= HOW TO COMPLETE THIS TASK =
Print all the records below exactly as they stand, but leave out the pictures.

= Page and application data records =
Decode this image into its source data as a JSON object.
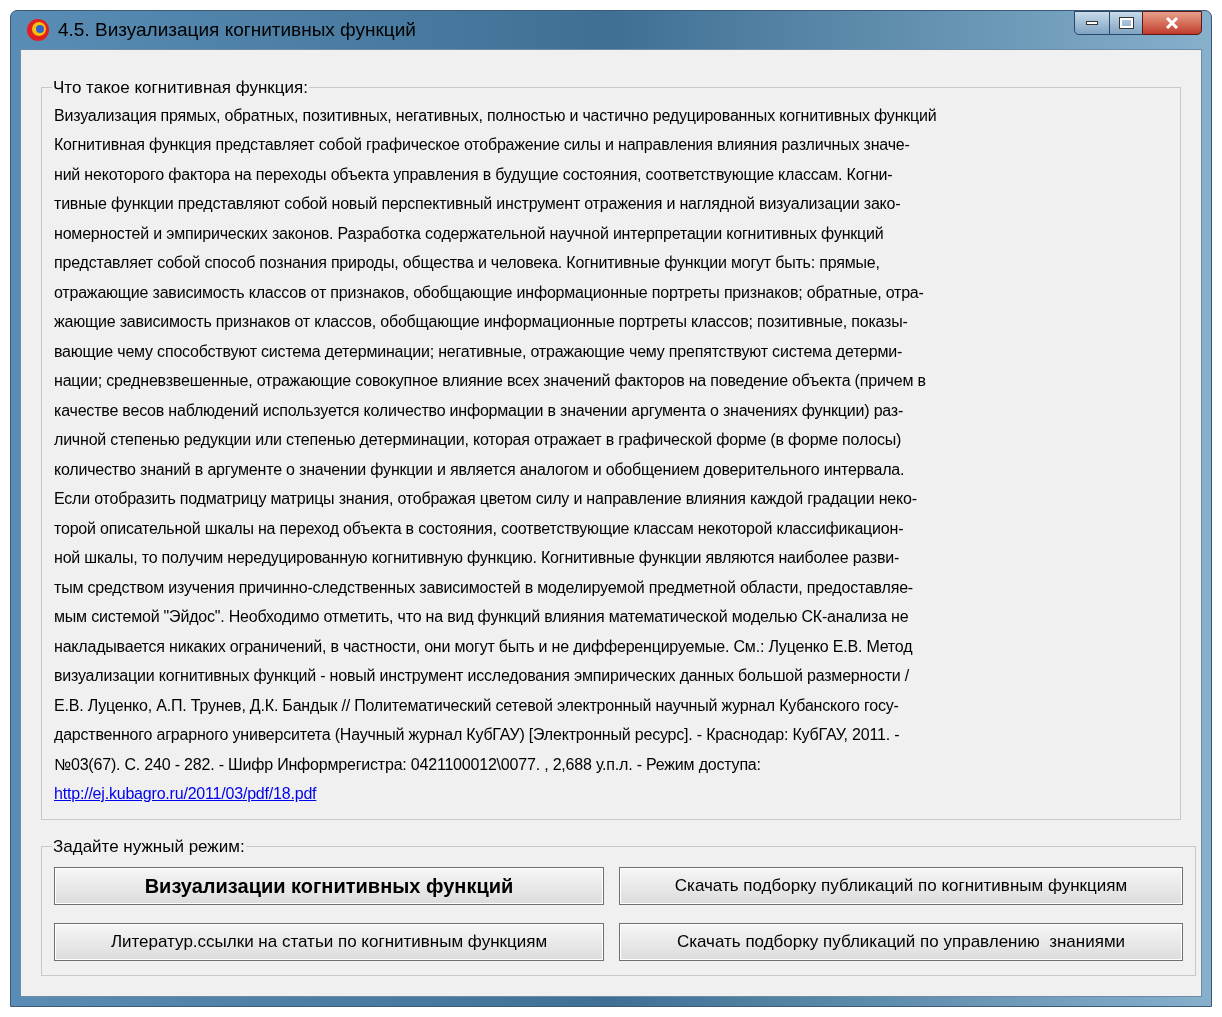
{
  "window": {
    "title": "4.5. Визуализация когнитивных функций"
  },
  "info_group": {
    "legend": "Что такое когнитивная функция:",
    "lines": [
      "Визуализация прямых, обратных, позитивных, негативных, полностью и частично редуцированных когнитивных функций",
      "Когнитивная функция представляет собой графическое отображение силы и направления влияния различных значе-",
      "ний некоторого фактора на переходы объекта управления в будущие состояния, соответствующие классам. Когни-",
      "тивные функции представляют собой новый перспективный инструмент отражения и наглядной визуализации зако-",
      "номерностей и эмпирических законов. Разработка содержательной научной интерпретации когнитивных функций",
      "представляет собой способ познания природы, общества и человека. Когнитивные функции могут быть: прямые,",
      "отражающие зависимость классов от признаков, обобщающие информационные портреты признаков; обратные, отра-",
      "жающие зависимость признаков от классов, обобщающие информационные портреты классов; позитивные, показы-",
      "вающие чему способствуют система детерминации; негативные, отражающие чему препятствуют система детерми-",
      "нации; средневзвешенные, отражающие совокупное влияние всех значений факторов на поведение объекта (причем в",
      "качестве весов наблюдений используется количество информации в значении аргумента о значениях функции) раз-",
      "личной степенью редукции или степенью детерминации, которая отражает в графической форме (в форме полосы)",
      "количество знаний в аргументе о значении функции и является аналогом и обобщением доверительного интервала.",
      "Если отобразить подматрицу матрицы знания, отображая цветом силу и направление влияния каждой градации неко-",
      "торой описательной шкалы на переход объекта в состояния, соответствующие классам некоторой классификацион-",
      "ной шкалы, то получим нередуцированную когнитивную функцию. Когнитивные функции являются наиболее разви-",
      "тым средством изучения причинно-следственных зависимостей в моделируемой предметной области, предоставляе-",
      "мым системой \"Эйдос\". Необходимо отметить, что на вид функций влияния математической моделью СК-анализа не",
      "накладывается никаких ограничений, в частности, они могут быть и не дифференцируемые. См.: Луценко Е.В. Метод",
      "визуализации когнитивных функций - новый инструмент исследования эмпирических данных большой размерности /",
      "Е.В. Луценко, А.П. Трунев, Д.К. Бандык // Политематический сетевой электронный научный журнал Кубанского госу-",
      "дарственного аграрного университета (Научный журнал КубГАУ) [Электронный ресурс]. - Краснодар: КубГАУ, 2011. -",
      "№03(67). С. 240 - 282. - Шифр Информрегистра: 0421100012\\0077. , 2,688 у.п.л. - Режим доступа:"
    ],
    "link": "http://ej.kubagro.ru/2011/03/pdf/18.pdf"
  },
  "mode_group": {
    "legend": "Задайте нужный режим:",
    "buttons": [
      {
        "label": "Визуализации когнитивных функций",
        "bold": true
      },
      {
        "label": "Скачать подборку публикаций по когнитивным функциям",
        "bold": false
      },
      {
        "label": "Литератур.ссылки на статьи по когнитивным функциям",
        "bold": false
      },
      {
        "label": "Скачать подборку публикаций по управлению  знаниями",
        "bold": false
      }
    ]
  }
}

= OUTPUT BELOW =
Decode this image into its source data as a JSON object.
{
  "window": {
    "title": "4.5. Визуализация когнитивных функций"
  },
  "info_group": {
    "legend": "Что такое когнитивная функция:",
    "lines": [
      "Визуализация прямых, обратных, позитивных, негативных, полностью и частично редуцированных когнитивных функций",
      "Когнитивная функция представляет собой графическое отображение силы и направления влияния различных значе-",
      "ний некоторого фактора на переходы объекта управления в будущие состояния, соответствующие классам. Когни-",
      "тивные функции представляют собой новый перспективный инструмент отражения и наглядной визуализации зако-",
      "номерностей и эмпирических законов. Разработка содержательной научной интерпретации когнитивных функций",
      "представляет собой способ познания природы, общества и человека. Когнитивные функции могут быть: прямые,",
      "отражающие зависимость классов от признаков, обобщающие информационные портреты признаков; обратные, отра-",
      "жающие зависимость признаков от классов, обобщающие информационные портреты классов; позитивные, показы-",
      "вающие чему способствуют система детерминации; негативные, отражающие чему препятствуют система детерми-",
      "нации; средневзвешенные, отражающие совокупное влияние всех значений факторов на поведение объекта (причем в",
      "качестве весов наблюдений используется количество информации в значении аргумента о значениях функции) раз-",
      "личной степенью редукции или степенью детерминации, которая отражает в графической форме (в форме полосы)",
      "количество знаний в аргументе о значении функции и является аналогом и обобщением доверительного интервала.",
      "Если отобразить подматрицу матрицы знания, отображая цветом силу и направление влияния каждой градации неко-",
      "торой описательной шкалы на переход объекта в состояния, соответствующие классам некоторой классификацион-",
      "ной шкалы, то получим нередуцированную когнитивную функцию. Когнитивные функции являются наиболее разви-",
      "тым средством изучения причинно-следственных зависимостей в моделируемой предметной области, предоставляе-",
      "мым системой \"Эйдос\". Необходимо отметить, что на вид функций влияния математической моделью СК-анализа не",
      "накладывается никаких ограничений, в частности, они могут быть и не дифференцируемые. См.: Луценко Е.В. Метод",
      "визуализации когнитивных функций - новый инструмент исследования эмпирических данных большой размерности /",
      "Е.В. Луценко, А.П. Трунев, Д.К. Бандык // Политематический сетевой электронный научный журнал Кубанского госу-",
      "дарственного аграрного университета (Научный журнал КубГАУ) [Электронный ресурс]. - Краснодар: КубГАУ, 2011. -",
      "№03(67). С. 240 - 282. - Шифр Информрегистра: 0421100012\\0077. , 2,688 у.п.л. - Режим доступа:"
    ],
    "link": "http://ej.kubagro.ru/2011/03/pdf/18.pdf"
  },
  "mode_group": {
    "legend": "Задайте нужный режим:",
    "buttons": [
      {
        "label": "Визуализации когнитивных функций",
        "bold": true
      },
      {
        "label": "Скачать подборку публикаций по когнитивным функциям",
        "bold": false
      },
      {
        "label": "Литератур.ссылки на статьи по когнитивным функциям",
        "bold": false
      },
      {
        "label": "Скачать подборку публикаций по управлению  знаниями",
        "bold": false
      }
    ]
  }
}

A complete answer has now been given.